"There's no substitute for a good story, and 'Romeo and Juliet' is a good story," Sondheim said. But where "Romeo and Juliet" boasts specific characters,"West Side Story" builds its story on thinly drawn stereotypes. "They're sort of generic characters in the lyrics as well as the book... For me, it's not satisfying."

Others disagreed: Later in the evening, a rather prickly audience member took Sondheim to task for his remarks, claiming "Story" has staying power precisely because its characters aren't specific. Sondheim, looking perplexed, wondered why the very specific "Hamlet" had survived so long.

One might say the same for Sondheim, whose precise words and commanding voice--call it a modulated boom--filled the near-capacity theater. A small, trim man with gray hair and a tidy beard, Sondheim, 68, wears a face that's worn with life.

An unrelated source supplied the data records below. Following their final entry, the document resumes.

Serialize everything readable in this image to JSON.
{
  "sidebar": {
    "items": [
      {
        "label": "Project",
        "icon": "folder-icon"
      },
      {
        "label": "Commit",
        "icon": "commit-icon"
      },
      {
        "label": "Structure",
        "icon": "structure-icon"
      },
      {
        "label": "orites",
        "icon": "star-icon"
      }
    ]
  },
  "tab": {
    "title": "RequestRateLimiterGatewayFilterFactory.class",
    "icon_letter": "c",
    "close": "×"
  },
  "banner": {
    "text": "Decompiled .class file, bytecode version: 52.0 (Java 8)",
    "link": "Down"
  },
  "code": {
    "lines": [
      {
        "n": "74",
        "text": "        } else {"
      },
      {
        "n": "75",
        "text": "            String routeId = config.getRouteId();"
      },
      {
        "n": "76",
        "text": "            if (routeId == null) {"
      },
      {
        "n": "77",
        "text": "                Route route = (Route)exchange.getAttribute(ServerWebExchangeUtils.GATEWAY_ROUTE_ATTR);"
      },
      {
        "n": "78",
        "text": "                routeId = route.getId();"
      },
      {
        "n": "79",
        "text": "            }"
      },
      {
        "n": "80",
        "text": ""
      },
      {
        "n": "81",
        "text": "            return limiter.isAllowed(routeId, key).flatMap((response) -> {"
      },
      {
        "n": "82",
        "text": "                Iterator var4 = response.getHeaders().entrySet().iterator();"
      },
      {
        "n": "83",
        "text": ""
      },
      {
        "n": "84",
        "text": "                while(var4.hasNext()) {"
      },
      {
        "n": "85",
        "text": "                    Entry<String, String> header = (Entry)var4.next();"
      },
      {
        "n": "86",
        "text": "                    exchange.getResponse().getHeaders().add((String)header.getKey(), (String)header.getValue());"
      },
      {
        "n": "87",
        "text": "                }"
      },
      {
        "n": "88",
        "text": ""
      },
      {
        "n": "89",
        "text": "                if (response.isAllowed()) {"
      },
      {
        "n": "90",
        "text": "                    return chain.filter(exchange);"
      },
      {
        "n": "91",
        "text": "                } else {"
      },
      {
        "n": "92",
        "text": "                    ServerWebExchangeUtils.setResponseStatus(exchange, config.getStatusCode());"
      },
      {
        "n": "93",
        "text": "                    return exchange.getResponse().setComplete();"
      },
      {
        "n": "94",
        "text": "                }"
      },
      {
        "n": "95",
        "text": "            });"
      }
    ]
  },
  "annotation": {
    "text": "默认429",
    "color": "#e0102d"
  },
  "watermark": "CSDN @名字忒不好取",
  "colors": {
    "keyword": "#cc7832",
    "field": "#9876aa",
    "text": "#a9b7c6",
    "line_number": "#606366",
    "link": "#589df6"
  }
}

He wrote his first musical as a teenager. In his 20s, he reached Broadway as a lyricist, in his 30s he reached it as a composer (with "A Funny Thin Happened on the Way to the Forum," in 1962), and by the age of 40 he'd written "Company." "A Little Night Music" followed, as did "The Frogs", (performed in a Yale swimming pool), "Sweeney Todd," "Sunday in the Park With George," "Merrily We Roll Along" and "Into the Woods."

His last full-blown musical, "Passion," opened on Broadway in 1994. On Wednesday night he described his next one, a theatrical treatment of the brothers Wilson and Addison Mizner--one a card shark, wit and welterweight-boxer, the other a noted architect. "They were very close when the world was against them. When the world wasn't, they were constantly in competition with each other," Sondheim said. "Wilson, left some wisecracks, but Addison left some buildings--and that's what it's about. It's called 'Wiseguys."'

Commissioned by the Kennedy Center, it will go into production next summer.

Sondheim was pessimistic about the current and future state of Broadway theater, saying flat-out that the industry is on its final, wobbly legs. "There's very little vitality on Broadway. There's a lot of vitality at the box office.... (but) I think it's dying. Healthy theater is not all musicals."

The audience peppered him for about an hour with questions--some general, most arcane--about This addition of That song to Those productions. Several prefaced their questions with rapt expressions of gratitude. Sondheim was gracious to all, providing thoughtful, exhaustive replies, even to the fellow doing research for his daughter's school work. He answered everything.

For the record, the 'easiest ' show he wrote: "'Sweeney"Todd." The best musical ever written: Gershwin's "Porgy and Bess." And his opinion of Lorenz Hart: "I don't like Lorenz Hart's lyrics because he's lazy. His inflections are all off."

Sondheim believes adamantly that good lyrics should reflect the natural cadences of speech. "I'm a conversational lyric writer," he said. "There are other kinds, but I've always thought that the only way to write lyrics is to imitate speech.... I'm very conscious of inflection." He told a handful of anecdotes about Broadway grande dame Ethel Merman, a brassy, overpowering woman trained in the low comedy of old Broadway.

"She was very straightforward; she was not terribly bright, and she was really professional," said Sondheim, who worked with her on "Gypsy" in the late 1950s. During a revival of Irving Berlin's "Annie Get Your Gun," he said, Merman shared a scene with an Indian chief played by Jerry Orbach (now on "Law and Order"). One night she confronted Orbach backstage: What, she wanted to know, was he doing during her long speech in the boat? He was reacting, he said. "Jerry, look," she replied. "I don't react to your speech, you don't react to mine. You hear what I'm saying?"

Sondheim smiled. The audience laughed. Page Hall isn't Broadway, but it was--on this night, anyway--good theater.

Copyright 1994, Times Union, Albany, N.Y.

Stephen Sondheim